Everyone who has been to the beach will know that dry sand doesn’t make good sandcastles—the grains slump into a puddle when the bucket is lifted. Adding water can solve this problem: the grains stick and the castle holds its shape. This is due to liquid bridges that start to form between the grains when water is added. Once there is enough water, these bridges act like glue, keeping the grains in place. This is great for sand castle building, and also, it turns out, for sand transportation. Writing in Physical Review Letters, Daniel Bonn from the University of Amsterdam, Netherlands, and colleagues show that adding water to sand significantly reduces the sliding friction of an object moving over the sand, but only for small amounts of water.
Bonn et al. tested the sliding friction of dry and wet sand when a weighted sled was pulled across the surface. As water was added, both the force needed to pull the sled and the friction coefficient were found to decrease below that of the dry sand, before increasing at higher water contents. When the sand was dry, a heap of sand formed in front of the sled, hindering its movement; a relatively high force was needed for the sled to reach a steady state. Adding water made the sand more rigid, and the heaps decreased in size until no heap formed in front of the moving sled and therefore a lower applied force was needed to reach a steady state. Why then did the sliding friction increase at higher water contents?
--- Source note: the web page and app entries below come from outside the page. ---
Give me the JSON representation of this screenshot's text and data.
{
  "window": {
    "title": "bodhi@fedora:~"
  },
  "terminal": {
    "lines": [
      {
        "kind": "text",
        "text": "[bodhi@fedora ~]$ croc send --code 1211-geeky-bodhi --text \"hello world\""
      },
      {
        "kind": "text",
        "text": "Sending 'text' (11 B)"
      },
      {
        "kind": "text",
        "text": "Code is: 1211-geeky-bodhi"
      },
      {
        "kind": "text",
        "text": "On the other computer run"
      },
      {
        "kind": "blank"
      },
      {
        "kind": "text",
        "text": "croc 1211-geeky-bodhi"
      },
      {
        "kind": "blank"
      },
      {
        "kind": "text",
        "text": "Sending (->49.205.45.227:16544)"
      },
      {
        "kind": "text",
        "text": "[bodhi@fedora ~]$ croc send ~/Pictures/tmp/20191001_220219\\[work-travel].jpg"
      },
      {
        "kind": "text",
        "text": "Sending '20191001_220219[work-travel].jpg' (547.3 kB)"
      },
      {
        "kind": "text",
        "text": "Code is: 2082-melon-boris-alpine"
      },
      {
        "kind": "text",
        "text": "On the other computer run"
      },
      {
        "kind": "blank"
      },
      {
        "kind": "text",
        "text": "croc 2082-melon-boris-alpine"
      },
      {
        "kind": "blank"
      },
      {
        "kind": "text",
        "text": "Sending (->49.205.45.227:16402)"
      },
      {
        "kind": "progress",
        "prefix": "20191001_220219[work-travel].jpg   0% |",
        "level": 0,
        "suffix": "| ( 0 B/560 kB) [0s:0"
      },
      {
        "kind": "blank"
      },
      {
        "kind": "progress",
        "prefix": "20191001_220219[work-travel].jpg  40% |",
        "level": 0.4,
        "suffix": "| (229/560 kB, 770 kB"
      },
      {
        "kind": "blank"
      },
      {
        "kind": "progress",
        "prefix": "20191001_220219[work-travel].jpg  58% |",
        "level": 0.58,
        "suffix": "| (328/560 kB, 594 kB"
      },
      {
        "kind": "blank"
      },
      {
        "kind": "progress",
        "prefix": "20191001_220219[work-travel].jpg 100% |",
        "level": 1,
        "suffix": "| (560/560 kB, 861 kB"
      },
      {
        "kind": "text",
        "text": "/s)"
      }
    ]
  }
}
The authors suggest that this was due to a decrease in the stiffness accompanying water saturation, similar to that seen in sandcastles—add too much water and the capillary bridges, which previously acted like a glue between individual grains, start to merge and disappear. – Katherine Wright